Material provided -

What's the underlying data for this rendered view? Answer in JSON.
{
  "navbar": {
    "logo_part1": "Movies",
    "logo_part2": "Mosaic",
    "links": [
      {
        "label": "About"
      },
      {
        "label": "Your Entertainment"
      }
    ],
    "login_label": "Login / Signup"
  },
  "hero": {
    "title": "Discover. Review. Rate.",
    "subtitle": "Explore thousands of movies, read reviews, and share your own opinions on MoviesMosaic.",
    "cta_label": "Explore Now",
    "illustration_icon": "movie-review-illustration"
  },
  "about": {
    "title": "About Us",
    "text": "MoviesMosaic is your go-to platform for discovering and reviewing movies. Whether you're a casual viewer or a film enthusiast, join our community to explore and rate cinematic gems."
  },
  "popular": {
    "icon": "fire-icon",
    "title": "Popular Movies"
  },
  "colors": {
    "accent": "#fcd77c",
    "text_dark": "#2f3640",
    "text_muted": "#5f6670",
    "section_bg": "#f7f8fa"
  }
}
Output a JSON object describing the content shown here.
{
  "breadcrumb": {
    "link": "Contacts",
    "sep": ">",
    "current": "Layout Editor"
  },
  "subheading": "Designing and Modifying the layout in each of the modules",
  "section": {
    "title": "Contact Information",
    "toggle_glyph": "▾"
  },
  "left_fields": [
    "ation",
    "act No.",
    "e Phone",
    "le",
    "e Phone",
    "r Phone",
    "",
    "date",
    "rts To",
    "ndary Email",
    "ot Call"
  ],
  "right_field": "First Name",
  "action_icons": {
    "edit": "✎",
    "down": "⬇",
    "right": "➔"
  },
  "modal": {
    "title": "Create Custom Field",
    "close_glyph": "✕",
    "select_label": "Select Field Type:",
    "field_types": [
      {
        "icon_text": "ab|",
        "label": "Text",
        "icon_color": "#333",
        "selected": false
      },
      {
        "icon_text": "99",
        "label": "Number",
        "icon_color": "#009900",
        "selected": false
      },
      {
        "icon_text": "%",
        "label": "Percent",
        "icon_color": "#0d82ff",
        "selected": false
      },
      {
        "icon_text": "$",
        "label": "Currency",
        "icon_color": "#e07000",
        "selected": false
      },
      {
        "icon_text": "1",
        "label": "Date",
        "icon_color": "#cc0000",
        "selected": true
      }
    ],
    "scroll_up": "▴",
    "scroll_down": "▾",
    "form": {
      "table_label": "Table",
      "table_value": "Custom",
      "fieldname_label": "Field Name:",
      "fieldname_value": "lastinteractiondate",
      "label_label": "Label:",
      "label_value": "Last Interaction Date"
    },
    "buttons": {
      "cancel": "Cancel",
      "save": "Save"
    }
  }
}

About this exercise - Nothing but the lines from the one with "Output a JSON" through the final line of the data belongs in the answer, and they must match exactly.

Reply to the task -
Output a JSON object describing the content shown here.
{
  "breadcrumb": {
    "link": "Contacts",
    "sep": ">",
    "current": "Layout Editor"
  },
  "subheading": "Designing and Modifying the layout in each of the modules",
  "section": {
    "title": "Contact Information",
    "toggle_glyph": "▾"
  },
  "left_fields": [
    "ation",
    "act No.",
    "e Phone",
    "le",
    "e Phone",
    "r Phone",
    "",
    "date",
    "rts To",
    "ndary Email",
    "ot Call"
  ],
  "right_field": "First Name",
  "action_icons": {
    "edit": "✎",
    "down": "⬇",
    "right": "➔"
  },
  "modal": {
    "title": "Create Custom Field",
    "close_glyph": "✕",
    "select_label": "Select Field Type:",
    "field_types": [
      {
        "icon_text": "ab|",
        "label": "Text",
        "icon_color": "#333",
        "selected": false
      },
      {
        "icon_text": "99",
        "label": "Number",
        "icon_color": "#009900",
        "selected": false
      },
      {
        "icon_text": "%",
        "label": "Percent",
        "icon_color": "#0d82ff",
        "selected": false
      },
      {
        "icon_text": "$",
        "label": "Currency",
        "icon_color": "#e07000",
        "selected": false
      },
      {
        "icon_text": "1",
        "label": "Date",
        "icon_color": "#cc0000",
        "selected": true
      }
    ],
    "scroll_up": "▴",
    "scroll_down": "▾",
    "form": {
      "table_label": "Table",
      "table_value": "Custom",
      "fieldname_label": "Field Name:",
      "fieldname_value": "lastinteractiondate",
      "label_label": "Label:",
      "label_value": "Last Interaction Date"
    },
    "buttons": {
      "cancel": "Cancel",
      "save": "Save"
    }
  }
}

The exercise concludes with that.